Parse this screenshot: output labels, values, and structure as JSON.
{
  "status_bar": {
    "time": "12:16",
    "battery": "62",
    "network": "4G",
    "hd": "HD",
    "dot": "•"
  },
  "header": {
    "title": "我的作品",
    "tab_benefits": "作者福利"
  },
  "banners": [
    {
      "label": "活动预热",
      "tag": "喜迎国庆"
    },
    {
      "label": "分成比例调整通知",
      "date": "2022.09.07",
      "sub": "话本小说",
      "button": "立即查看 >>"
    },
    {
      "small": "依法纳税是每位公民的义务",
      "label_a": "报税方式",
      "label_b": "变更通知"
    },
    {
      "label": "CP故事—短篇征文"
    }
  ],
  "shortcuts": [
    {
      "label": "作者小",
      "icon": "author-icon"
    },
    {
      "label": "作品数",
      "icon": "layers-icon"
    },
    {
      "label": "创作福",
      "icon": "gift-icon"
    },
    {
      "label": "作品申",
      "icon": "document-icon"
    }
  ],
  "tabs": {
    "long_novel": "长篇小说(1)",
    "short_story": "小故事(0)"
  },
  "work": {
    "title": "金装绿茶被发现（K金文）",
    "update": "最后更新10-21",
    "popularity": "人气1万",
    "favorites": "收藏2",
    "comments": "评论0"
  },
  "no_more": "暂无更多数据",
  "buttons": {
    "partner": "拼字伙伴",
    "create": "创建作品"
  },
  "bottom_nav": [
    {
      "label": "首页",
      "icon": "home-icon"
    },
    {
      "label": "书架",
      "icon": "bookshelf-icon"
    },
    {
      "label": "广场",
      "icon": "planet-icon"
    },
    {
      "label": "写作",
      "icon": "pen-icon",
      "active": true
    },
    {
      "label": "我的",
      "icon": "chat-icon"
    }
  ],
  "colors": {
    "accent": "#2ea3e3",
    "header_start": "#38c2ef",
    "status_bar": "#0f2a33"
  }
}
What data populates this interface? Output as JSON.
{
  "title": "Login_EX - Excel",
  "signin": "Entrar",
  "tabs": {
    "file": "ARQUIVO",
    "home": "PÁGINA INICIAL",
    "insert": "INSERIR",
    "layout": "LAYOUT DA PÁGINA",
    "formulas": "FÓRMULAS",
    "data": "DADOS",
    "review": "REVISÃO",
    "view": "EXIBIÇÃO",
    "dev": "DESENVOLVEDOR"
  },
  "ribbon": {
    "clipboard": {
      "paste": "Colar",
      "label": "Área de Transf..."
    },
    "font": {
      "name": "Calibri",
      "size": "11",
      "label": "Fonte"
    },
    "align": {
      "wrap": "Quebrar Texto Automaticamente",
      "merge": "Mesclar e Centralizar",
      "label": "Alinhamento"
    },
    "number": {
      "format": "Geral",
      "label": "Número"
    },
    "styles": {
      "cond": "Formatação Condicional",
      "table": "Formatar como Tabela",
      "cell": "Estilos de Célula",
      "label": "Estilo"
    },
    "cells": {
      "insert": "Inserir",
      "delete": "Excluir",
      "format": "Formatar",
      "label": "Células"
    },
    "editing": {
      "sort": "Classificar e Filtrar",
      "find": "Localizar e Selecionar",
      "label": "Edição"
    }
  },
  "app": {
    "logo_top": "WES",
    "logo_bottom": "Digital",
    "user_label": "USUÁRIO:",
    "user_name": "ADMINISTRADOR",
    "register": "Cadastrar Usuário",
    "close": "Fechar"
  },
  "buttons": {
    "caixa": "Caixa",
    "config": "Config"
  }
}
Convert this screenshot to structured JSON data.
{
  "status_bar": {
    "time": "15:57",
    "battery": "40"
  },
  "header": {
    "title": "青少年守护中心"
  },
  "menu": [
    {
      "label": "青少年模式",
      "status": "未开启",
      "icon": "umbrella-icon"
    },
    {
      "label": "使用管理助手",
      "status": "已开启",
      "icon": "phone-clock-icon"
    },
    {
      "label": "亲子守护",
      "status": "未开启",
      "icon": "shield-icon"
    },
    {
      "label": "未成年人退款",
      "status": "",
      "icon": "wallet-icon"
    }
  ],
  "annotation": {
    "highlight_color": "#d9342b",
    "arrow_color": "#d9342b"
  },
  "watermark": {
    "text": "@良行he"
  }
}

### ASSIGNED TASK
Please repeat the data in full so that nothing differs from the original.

### ANSWER SECTION
Parse this screenshot: output labels, values, and structure as JSON.
{
  "status_bar": {
    "time": "12:16",
    "battery": "62",
    "network": "4G",
    "hd": "HD",
    "dot": "•"
  },
  "header": {
    "title": "我的作品",
    "tab_benefits": "作者福利"
  },
  "banners": [
    {
      "label": "活动预热",
      "tag": "喜迎国庆"
    },
    {
      "label": "分成比例调整通知",
      "date": "2022.09.07",
      "sub": "话本小说",
      "button": "立即查看 >>"
    },
    {
      "small": "依法纳税是每位公民的义务",
      "label_a": "报税方式",
      "label_b": "变更通知"
    },
    {
      "label": "CP故事—短篇征文"
    }
  ],
  "shortcuts": [
    {
      "label": "作者小",
      "icon": "author-icon"
    },
    {
      "label": "作品数",
      "icon": "layers-icon"
    },
    {
      "label": "创作福",
      "icon": "gift-icon"
    },
    {
      "label": "作品申",
      "icon": "document-icon"
    }
  ],
  "tabs": {
    "long_novel": "长篇小说(1)",
    "short_story": "小故事(0)"
  },
  "work": {
    "title": "金装绿茶被发现（K金文）",
    "update": "最后更新10-21",
    "popularity": "人气1万",
    "favorites": "收藏2",
    "comments": "评论0"
  },
  "no_more": "暂无更多数据",
  "buttons": {
    "partner": "拼字伙伴",
    "create": "创建作品"
  },
  "bottom_nav": [
    {
      "label": "首页",
      "icon": "home-icon"
    },
    {
      "label": "书架",
      "icon": "bookshelf-icon"
    },
    {
      "label": "广场",
      "icon": "planet-icon"
    },
    {
      "label": "写作",
      "icon": "pen-icon",
      "active": true
    },
    {
      "label": "我的",
      "icon": "chat-icon"
    }
  ],
  "colors": {
    "accent": "#2ea3e3",
    "header_start": "#38c2ef",
    "status_bar": "#0f2a33"
  }
}
What data populates this interface? Output as JSON.
{
  "title": "Login_EX - Excel",
  "signin": "Entrar",
  "tabs": {
    "file": "ARQUIVO",
    "home": "PÁGINA INICIAL",
    "insert": "INSERIR",
    "layout": "LAYOUT DA PÁGINA",
    "formulas": "FÓRMULAS",
    "data": "DADOS",
    "review": "REVISÃO",
    "view": "EXIBIÇÃO",
    "dev": "DESENVOLVEDOR"
  },
  "ribbon": {
    "clipboard": {
      "paste": "Colar",
      "label": "Área de Transf..."
    },
    "font": {
      "name": "Calibri",
      "size": "11",
      "label": "Fonte"
    },
    "align": {
      "wrap": "Quebrar Texto Automaticamente",
      "merge": "Mesclar e Centralizar",
      "label": "Alinhamento"
    },
    "number": {
      "format": "Geral",
      "label": "Número"
    },
    "styles": {
      "cond": "Formatação Condicional",
      "table": "Formatar como Tabela",
      "cell": "Estilos de Célula",
      "label": "Estilo"
    },
    "cells": {
      "insert": "Inserir",
      "delete": "Excluir",
      "format": "Formatar",
      "label": "Células"
    },
    "editing": {
      "sort": "Classificar e Filtrar",
      "find": "Localizar e Selecionar",
      "label": "Edição"
    }
  },
  "app": {
    "logo_top": "WES",
    "logo_bottom": "Digital",
    "user_label": "USUÁRIO:",
    "user_name": "ADMINISTRADOR",
    "register": "Cadastrar Usuário",
    "close": "Fechar"
  },
  "buttons": {
    "caixa": "Caixa",
    "config": "Config"
  }
}
Convert this screenshot to structured JSON data.
{
  "status_bar": {
    "time": "15:57",
    "battery": "40"
  },
  "header": {
    "title": "青少年守护中心"
  },
  "menu": [
    {
      "label": "青少年模式",
      "status": "未开启",
      "icon": "umbrella-icon"
    },
    {
      "label": "使用管理助手",
      "status": "已开启",
      "icon": "phone-clock-icon"
    },
    {
      "label": "亲子守护",
      "status": "未开启",
      "icon": "shield-icon"
    },
    {
      "label": "未成年人退款",
      "status": "",
      "icon": "wallet-icon"
    }
  ],
  "annotation": {
    "highlight_color": "#d9342b",
    "arrow_color": "#d9342b"
  },
  "watermark": {
    "text": "@良行he"
  }
}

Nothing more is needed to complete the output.